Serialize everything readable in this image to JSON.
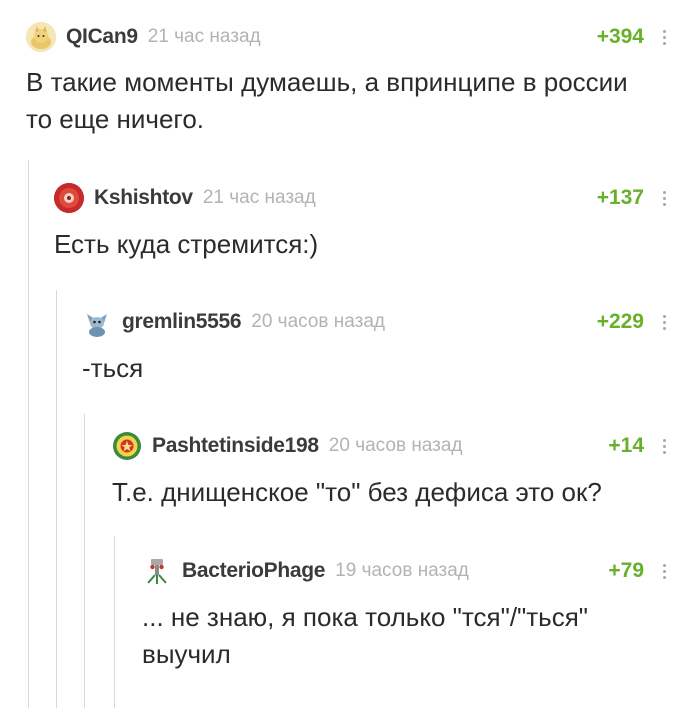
{
  "comments": [
    {
      "username": "QICan9",
      "time": "21 час назад",
      "rating": "+394",
      "text_lines": [
        "В такие моменты думаешь, а впринципе в россии",
        "то еще ничего."
      ]
    },
    {
      "username": "Kshishtov",
      "time": "21 час назад",
      "rating": "+137",
      "text_lines": [
        "Есть куда стремится:)"
      ]
    },
    {
      "username": "gremlin5556",
      "time": "20 часов назад",
      "rating": "+229",
      "text_lines": [
        "-ться"
      ]
    },
    {
      "username": "Pashtetinside198",
      "time": "20 часов назад",
      "rating": "+14",
      "text_lines": [
        "Т.е. днищенское \"то\" без дефиса это ок?"
      ]
    },
    {
      "username": "BacterioPhage",
      "time": "19 часов назад",
      "rating": "+79",
      "text_lines": [
        "... не знаю, я пока только \"тся\"/\"ться\"",
        "выучил"
      ]
    }
  ],
  "colors": {
    "rating": "#68b02a",
    "username": "#3b3b3b",
    "time": "#b3b3b3",
    "thread_line": "#d9d9d9"
  }
}
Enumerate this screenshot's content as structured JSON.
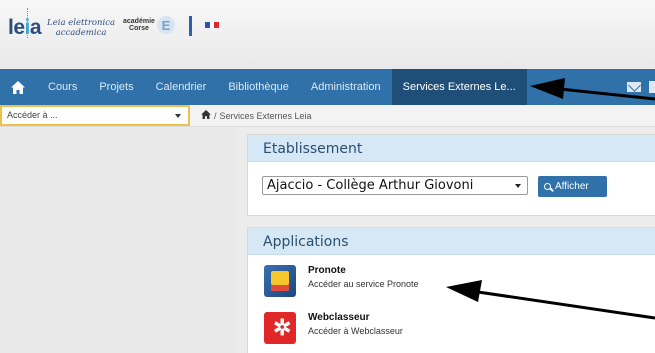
{
  "brand": {
    "logo_text_main": "le",
    "logo_text_dot": "i",
    "logo_text_end": "a",
    "logo_subtitle_line1": "Leia elettronica",
    "logo_subtitle_line2": "accademica",
    "academie_line1": "académie",
    "academie_line2": "Corse",
    "academie_letter": "E"
  },
  "nav": {
    "items": [
      {
        "label": "Cours"
      },
      {
        "label": "Projets"
      },
      {
        "label": "Calendrier"
      },
      {
        "label": "Bibliothèque"
      },
      {
        "label": "Administration"
      },
      {
        "label": "Services Externes Le..."
      }
    ],
    "home_icon": "home-icon",
    "mail_icon": "mail-icon"
  },
  "subbar": {
    "goto_placeholder": "Accéder à ...",
    "breadcrumb_separator": "/",
    "breadcrumb_current": "Services Externes Leia"
  },
  "etablissement": {
    "title": "Etablissement",
    "selected_school": "Ajaccio - Collège Arthur Giovoni",
    "button_label": "Afficher"
  },
  "applications": {
    "title": "Applications",
    "items": [
      {
        "name": "Pronote",
        "description": "Accéder au service Pronote",
        "icon": "pronote-icon"
      },
      {
        "name": "Webclasseur",
        "description": "Accéder à Webclasseur",
        "icon": "webclasseur-icon"
      }
    ]
  },
  "colors": {
    "navbar": "#2f71a8",
    "nav_active": "#1f4f78",
    "card_header": "#d6e8f6",
    "goto_border": "#f0c04d"
  }
}
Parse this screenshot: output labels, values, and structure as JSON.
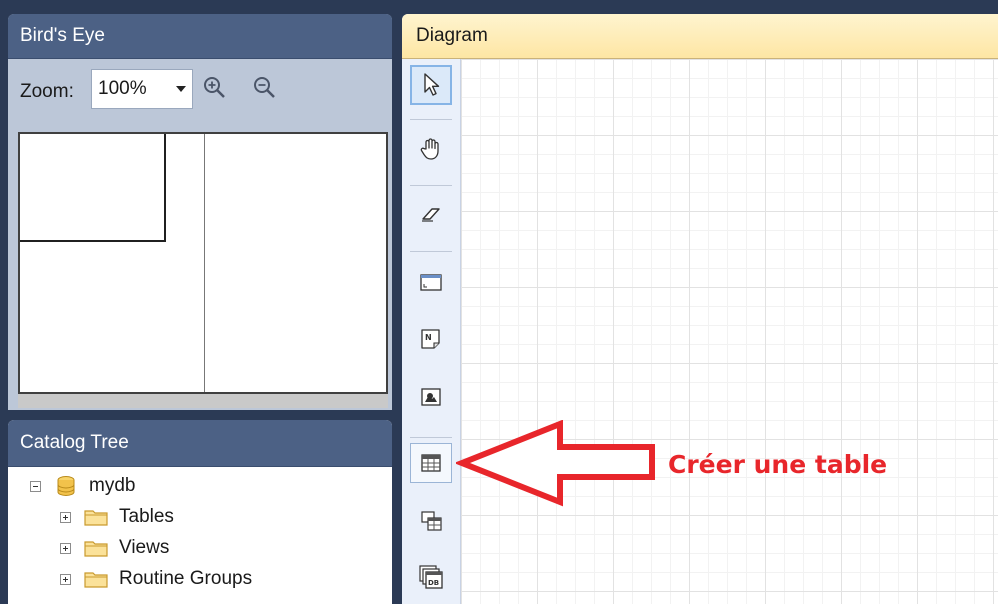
{
  "birds_eye": {
    "title": "Bird's Eye",
    "zoom_label": "Zoom:",
    "zoom_value": "100%",
    "zoom_in_icon": "zoom-in-icon",
    "zoom_out_icon": "zoom-out-icon"
  },
  "catalog": {
    "title": "Catalog Tree",
    "items": [
      {
        "label": "mydb",
        "icon": "database-icon",
        "expander": "minus"
      },
      {
        "label": "Tables",
        "icon": "folder-icon",
        "expander": "plus"
      },
      {
        "label": "Views",
        "icon": "folder-icon",
        "expander": "plus"
      },
      {
        "label": "Routine Groups",
        "icon": "folder-icon",
        "expander": "plus"
      }
    ]
  },
  "diagram": {
    "title": "Diagram",
    "tools": [
      {
        "name": "select-tool",
        "icon": "pointer-icon"
      },
      {
        "name": "hand-tool",
        "icon": "hand-icon"
      },
      {
        "name": "eraser-tool",
        "icon": "eraser-icon"
      },
      {
        "name": "layer-tool",
        "icon": "layer-icon"
      },
      {
        "name": "note-tool",
        "icon": "note-icon"
      },
      {
        "name": "image-tool",
        "icon": "image-icon"
      },
      {
        "name": "table-tool",
        "icon": "table-icon"
      },
      {
        "name": "view-tool",
        "icon": "view-icon"
      },
      {
        "name": "routine-group-tool",
        "icon": "routine-group-icon"
      }
    ]
  },
  "annotation": {
    "text": "Créer une table",
    "color": "#e8262b"
  },
  "colors": {
    "panel_header": "#4c6185",
    "diagram_header": "#fde6a4",
    "accent": "#e8262b"
  }
}
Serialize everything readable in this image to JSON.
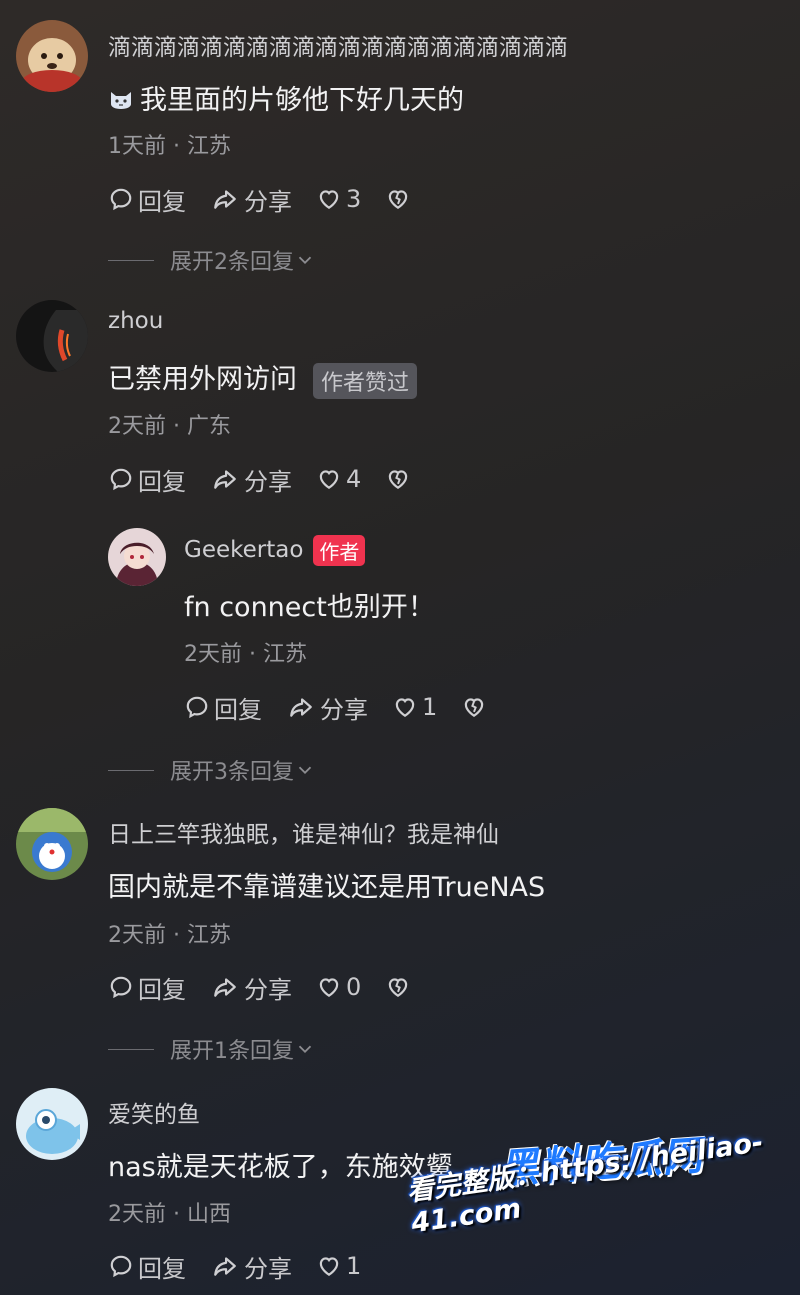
{
  "comments": [
    {
      "username": "滴滴滴滴滴滴滴滴滴滴滴滴滴滴滴滴滴滴滴滴",
      "text": "我里面的片够他下好几天的",
      "emoji_icon": "cat-face-icon",
      "meta": "1天前 · 江苏",
      "reply_label": "回复",
      "share_label": "分享",
      "likes": "3",
      "expand_label": "展开2条回复"
    },
    {
      "username": "zhou",
      "text": "已禁用外网访问",
      "tag": "作者赞过",
      "meta": "2天前 · 广东",
      "reply_label": "回复",
      "share_label": "分享",
      "likes": "4",
      "reply": {
        "username": "Geekertao",
        "author_tag": "作者",
        "text": "fn connect也别开！",
        "meta": "2天前 · 江苏",
        "reply_label": "回复",
        "share_label": "分享",
        "likes": "1"
      },
      "expand_label": "展开3条回复"
    },
    {
      "username": "日上三竿我独眠，谁是神仙？我是神仙",
      "text": "国内就是不靠谱建议还是用TrueNAS",
      "meta": "2天前 · 江苏",
      "reply_label": "回复",
      "share_label": "分享",
      "likes": "0",
      "expand_label": "展开1条回复"
    },
    {
      "username": "爱笑的鱼",
      "text": "nas就是天花板了，东施效颦",
      "meta": "2天前 · 山西",
      "reply_label": "回复",
      "share_label": "分享",
      "likes": "1"
    }
  ],
  "watermark": {
    "logo": "黑料吃瓜网",
    "url_text": "看完整版：https://heiliao-41.com"
  },
  "colors": {
    "author_tag": "#f0334f",
    "liked_tag": "#55555b",
    "text": "#f2f2f3",
    "meta": "#9a9a9e"
  }
}
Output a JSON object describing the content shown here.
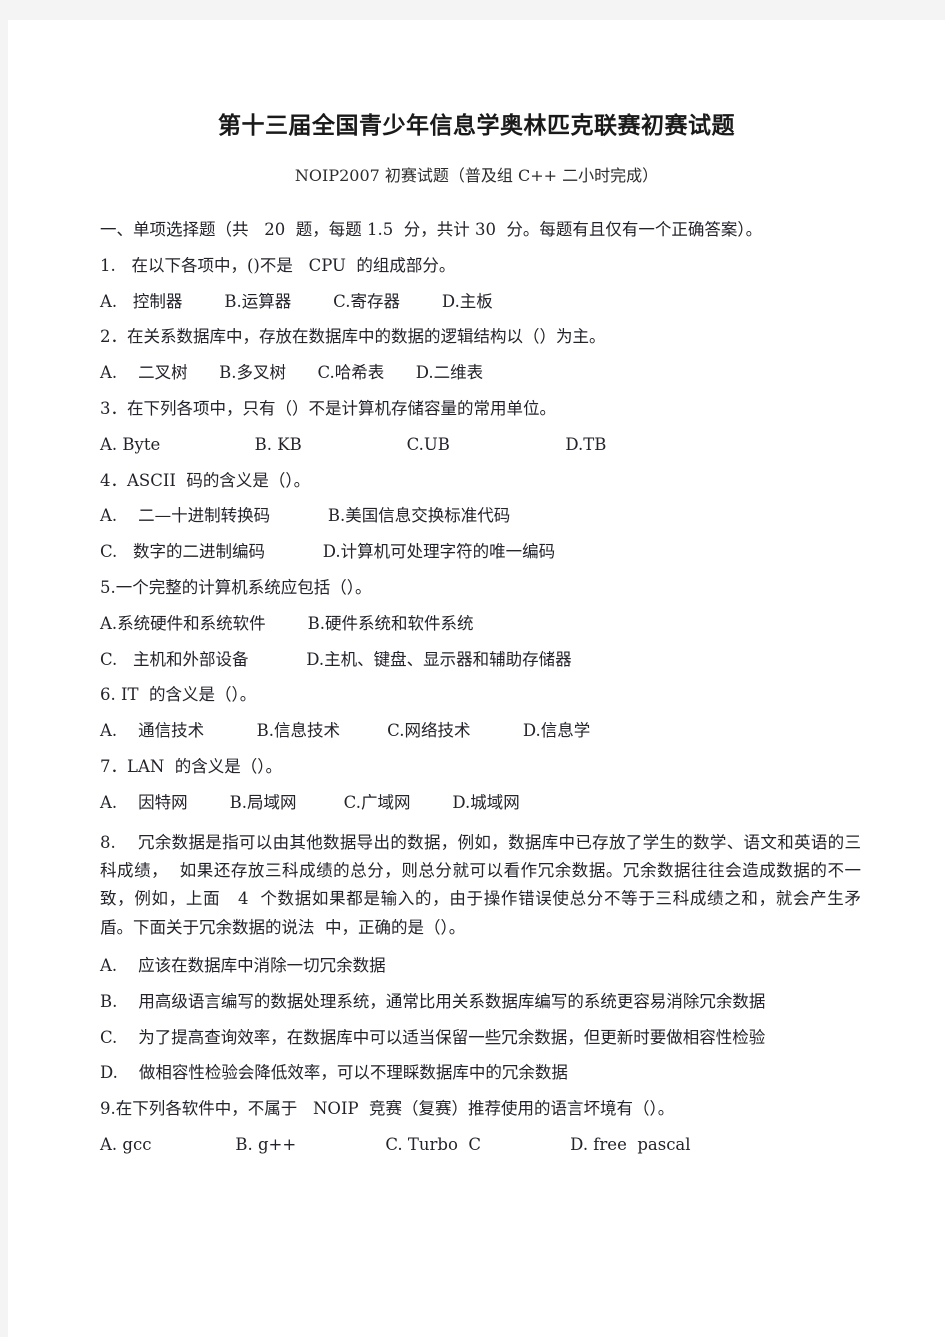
{
  "document": {
    "title": "第十三届全国青少年信息学奥林匹克联赛初赛试题",
    "subtitle": "NOIP2007  初赛试题（普及组   C++   二小时完成）",
    "section_heading": "一、单项选择题（共   20  题，每题 1.5  分，共计 30  分。每题有且仅有一个正确答案）。",
    "lines": [
      "1.   在以下各项中，()不是   CPU  的组成部分。",
      "A.   控制器        B.运算器        C.寄存器        D.主板",
      "2．在关系数据库中，存放在数据库中的数据的逻辑结构以（）为主。",
      "A.    二叉树      B.多叉树      C.哈希表      D.二维表",
      "3．在下列各项中，只有（）不是计算机存储容量的常用单位。",
      "A. Byte                  B. KB                    C.UB                      D.TB",
      "4．ASCII  码的含义是（）。",
      "A.    二—十进制转换码           B.美国信息交换标准代码",
      "C.   数字的二进制编码           D.计算机可处理字符的唯一编码",
      "5.一个完整的计算机系统应包括（）。",
      "A.系统硬件和系统软件        B.硬件系统和软件系统",
      "C.   主机和外部设备           D.主机、键盘、显示器和辅助存储器",
      "6. IT  的含义是（）。",
      "A.    通信技术          B.信息技术         C.网络技术          D.信息学",
      "7．LAN  的含义是（）。",
      "A.    因特网        B.局域网         C.广域网        D.城域网",
      "8.    冗余数据是指可以由其他数据导出的数据，例如，数据库中已存放了学生的数学、语文和英语的三科成绩，  如果还存放三科成绩的总分，则总分就可以看作冗余数据。冗余数据往往会造成数据的不一致，例如，上面   4  个数据如果都是输入的，由于操作错误使总分不等于三科成绩之和，就会产生矛盾。下面关于冗余数据的说法  中，正确的是（）。",
      "A.    应该在数据库中消除一切冗余数据",
      "B.    用高级语言编写的数据处理系统，通常比用关系数据库编写的系统更容易消除冗余数据",
      "C.    为了提高查询效率，在数据库中可以适当保留一些冗余数据，但更新时要做相容性检验",
      "D.    做相容性检验会降低效率，可以不理睬数据库中的冗余数据",
      "9.在下列各软件中，不属于   NOIP  竞赛（复赛）推荐使用的语言坏境有（）。",
      "A. gcc                B. g++                 C. Turbo  C                 D. free  pascal"
    ]
  },
  "style": {
    "text_color": "#23232b",
    "page_background": "#ffffff",
    "margin_background": "#f4f4f4"
  }
}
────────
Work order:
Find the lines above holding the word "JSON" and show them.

Task output:
Serialize everything readable in this image to JSON.
Enumerate this screenshot's content as structured JSON.
Parse this screenshot: output labels, values, and structure as JSON.
Serialize everything readable in this image to JSON.
Output a JSON object describing the content shown here.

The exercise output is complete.